“You can’t be serious!”

You may be too young to remember these petulant words of John McInroe but they have become a stock reply of many to perceived injustices or impossible demands. Alas, they are hurled in the face of Paul, the apostle, when he says: “Everyone must submit to governing authorities; anyone who rebels against authority is rebelling against what God has instituted; so you must submit to them.” Rom. 13:1,2&5. Really, Paul, you can’t be serious!

First, let us be perfectly clear about what we mean by the verbal inspiration of the scriptures. Paul writes in 2Tim. 3:16; “All Scripture is God-breathed” and Peter writes in 2Pet. 3:15&16; “Paul wrote with the wisdom that God gave him. He writes the same way in all his letters … which contain some things that are hard to understand, which ignorant and unstable people distort, as they do the other Scriptures, to their own destruction.” So let us take Gamaliel’s warning to heart; “If their purpose or activity (including writing) is of human origin, it will fail. But if it is of God ... you will only find yourselves fighting against God.” Acts 5:38&39. What Paul says in Romans is what God says. God is Love and He is serious. 

Do you perhaps wonder if Paul would say the same if he was speaking at a time when the State and its authority was immoral, violent and anti-Christian? Well that’s exactly what it was and he had already experienced persecution and would yet suffer much worse, possibly execution by the very Emperor Nero who reigned at the time he wrote this letter. The message of Scripture is not only true for the time of writing but for all time and situations. Paul had first hand knowledge through his long association with Aquila and Priscilla of the persecution of Jewish believers in Rome. Acts 18:1-3. Yet he makes an appeal to Caesar for justice when it is now Nero, no longer Claudius, in power. Take time to read Acts 25&26. He believes so strongly that God is in control, supreme in authority over all the “authorities” that He establishes, that he (Paul) will accept Caesar’s verdict. Notice the final verse 32: “This man could have been set free if he had NOT appealed to Caesar.”

Perhaps you think that Paul would change or at least qualify his words when he was effectively on death row. Read some of his final words to Titus. In 3:1&2 he writes; “Remind the people to be subject (to submit) to rulers and authorities, to be obedient, to be ready to do good, to slander no-one, to be peaceable and considerate, and to show true humility towards all men.” It sounds to me very much like Rom. 12-14.
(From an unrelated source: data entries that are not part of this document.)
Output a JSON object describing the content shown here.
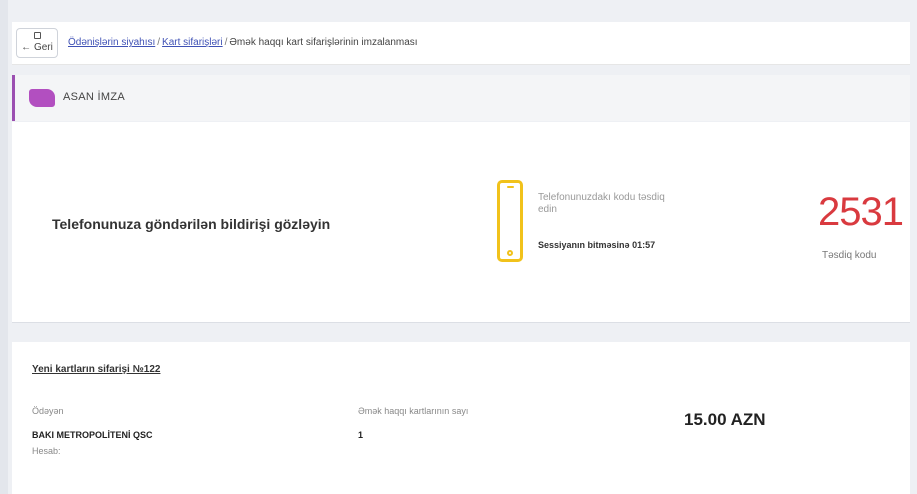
{
  "topbar": {
    "back_label": "Geri",
    "breadcrumb": {
      "link1": "Ödənişlərin siyahısı",
      "link2": "Kart sifarişləri",
      "current": "Əmək haqqı kart sifarişlərinin imzalanması",
      "separator": "/"
    }
  },
  "asan": {
    "label": "ASAN İMZA",
    "brand_color": "#b24fc0"
  },
  "signing": {
    "instruction": "Telefonunuza göndərilən bildirişi gözləyin",
    "phone_hint": "Telefonunuzdakı kodu təsdiq edin",
    "timer_label": "Sessiyanın bitməsinə",
    "timer_value": "01:57",
    "code": "2531",
    "code_label": "Təsdiq kodu",
    "code_color": "#d93a3f",
    "phone_color": "#f1c21b"
  },
  "order": {
    "title": "Yeni kartların sifarişi №122",
    "payer_label": "Ödəyən",
    "payer_name": "BAKI METROPOLİTENİ QSC",
    "account_label": "Hesab:",
    "count_label": "Əmək haqqı kartlarının sayı",
    "count_value": "1",
    "amount": "15.00 AZN"
  }
}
Last words to Jesus; “Give to Caesar what is Caesar’s, and to God what is God’s.” Mat. 22:21. Not either/or, but in doing the former, we also do the latter. The only gift we reserve from Caesar is the glory that belongs to God alone. We refuse to submit only when Caesar’s demands clearly conflict with God’s moral law. See Daniel 3.

Comments on this “serious” issue below.